They have established the Hawaii Softball Foundation to help bolster the sport, through revitalizing the field at the end of Sand Island, bringing in Mainland coaches to run clinics and fighting to get these talented girls on TV as well.

“Every time we turned on the TV to see local sports, all you would see was boys sports: basketball, football, boys this and boys that,” says Uekawa, whose office is decorated with softball trophies and game balls. “We have just as good of athletes on the female side as the male, but they are just not being seen.”

The crown jewel of his work can be seen in May at the New City Nissan Goodwill Classic, which serves as the All-Star game for the state, pitting representatives from each school, both public and private, against each other while broadcasting it live on OC-16.

“We have talent, but every place has talent.
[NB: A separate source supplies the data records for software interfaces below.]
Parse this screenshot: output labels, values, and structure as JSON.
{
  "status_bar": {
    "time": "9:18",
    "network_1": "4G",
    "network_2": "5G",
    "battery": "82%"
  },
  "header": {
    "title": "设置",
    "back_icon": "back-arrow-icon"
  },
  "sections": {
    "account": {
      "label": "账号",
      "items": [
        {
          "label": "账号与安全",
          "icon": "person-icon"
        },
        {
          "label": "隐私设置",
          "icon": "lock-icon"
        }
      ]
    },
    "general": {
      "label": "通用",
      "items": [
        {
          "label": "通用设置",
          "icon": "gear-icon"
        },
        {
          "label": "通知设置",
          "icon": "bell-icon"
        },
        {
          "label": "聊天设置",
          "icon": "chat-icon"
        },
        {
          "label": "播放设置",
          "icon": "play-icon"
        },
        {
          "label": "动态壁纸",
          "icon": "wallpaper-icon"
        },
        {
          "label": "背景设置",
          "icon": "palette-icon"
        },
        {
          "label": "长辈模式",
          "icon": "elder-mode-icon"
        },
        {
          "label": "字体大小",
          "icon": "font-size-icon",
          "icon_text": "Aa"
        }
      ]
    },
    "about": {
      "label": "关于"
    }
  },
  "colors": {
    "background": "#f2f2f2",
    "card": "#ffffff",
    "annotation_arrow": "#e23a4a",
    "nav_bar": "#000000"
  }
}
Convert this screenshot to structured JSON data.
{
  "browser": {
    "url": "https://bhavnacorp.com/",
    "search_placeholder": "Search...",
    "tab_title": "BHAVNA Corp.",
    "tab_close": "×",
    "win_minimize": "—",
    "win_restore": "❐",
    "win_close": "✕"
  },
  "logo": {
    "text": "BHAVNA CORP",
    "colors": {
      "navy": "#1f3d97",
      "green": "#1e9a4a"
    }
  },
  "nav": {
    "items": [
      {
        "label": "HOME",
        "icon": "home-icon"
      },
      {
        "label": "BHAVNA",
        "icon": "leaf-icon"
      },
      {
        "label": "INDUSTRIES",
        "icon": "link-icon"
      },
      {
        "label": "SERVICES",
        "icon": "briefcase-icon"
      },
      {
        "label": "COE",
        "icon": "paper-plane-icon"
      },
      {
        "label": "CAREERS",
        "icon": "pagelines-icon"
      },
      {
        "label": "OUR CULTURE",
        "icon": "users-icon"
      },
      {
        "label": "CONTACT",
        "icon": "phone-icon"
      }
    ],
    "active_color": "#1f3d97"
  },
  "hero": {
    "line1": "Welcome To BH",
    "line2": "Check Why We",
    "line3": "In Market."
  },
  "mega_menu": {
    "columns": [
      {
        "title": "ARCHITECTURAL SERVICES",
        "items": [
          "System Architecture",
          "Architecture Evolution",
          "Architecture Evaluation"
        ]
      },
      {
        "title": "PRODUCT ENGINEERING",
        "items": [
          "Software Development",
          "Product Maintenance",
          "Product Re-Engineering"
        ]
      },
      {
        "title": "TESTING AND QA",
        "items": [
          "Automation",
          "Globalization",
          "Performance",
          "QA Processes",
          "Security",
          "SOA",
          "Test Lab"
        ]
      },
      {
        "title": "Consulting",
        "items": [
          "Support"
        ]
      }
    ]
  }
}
The difference here is they have big heart, they will do anything and everything to win and make a program successful,” says Uekawa.

He takes this philosophy off the field and tries to instill it into the 127 employees who work for him at his King Street dealership.

“It is one of the most exciting businesses you could ever be a part of. You have to be able to handle super highs and super lows — some days you sell 20 cars in a day, sometimes you sell one,” says Uekawa, whose store is the No. 1 Nissan dealer in the state for parts, service and sales.

“Cars these days are built really well, so you are competing against good product vs. good product. It is important making sure that people buy something they want, but take care of them after.

“Retention is our No. 1 philosophy here.”


March 18-20
Hawaii Convention Center

“Get Into Your Dream Car at the Auto Show”

Friday, March 18, noon-10 p.m.
Saturday, March 19, 10 a.m.-10 p.m.
Sunday, March 20, 10 a.m.-7 p.m.

Adults (13-plus) $10
Military (with any DOD ID) $8
Seniors (62 and older) $7
Children (12 and younger) FREE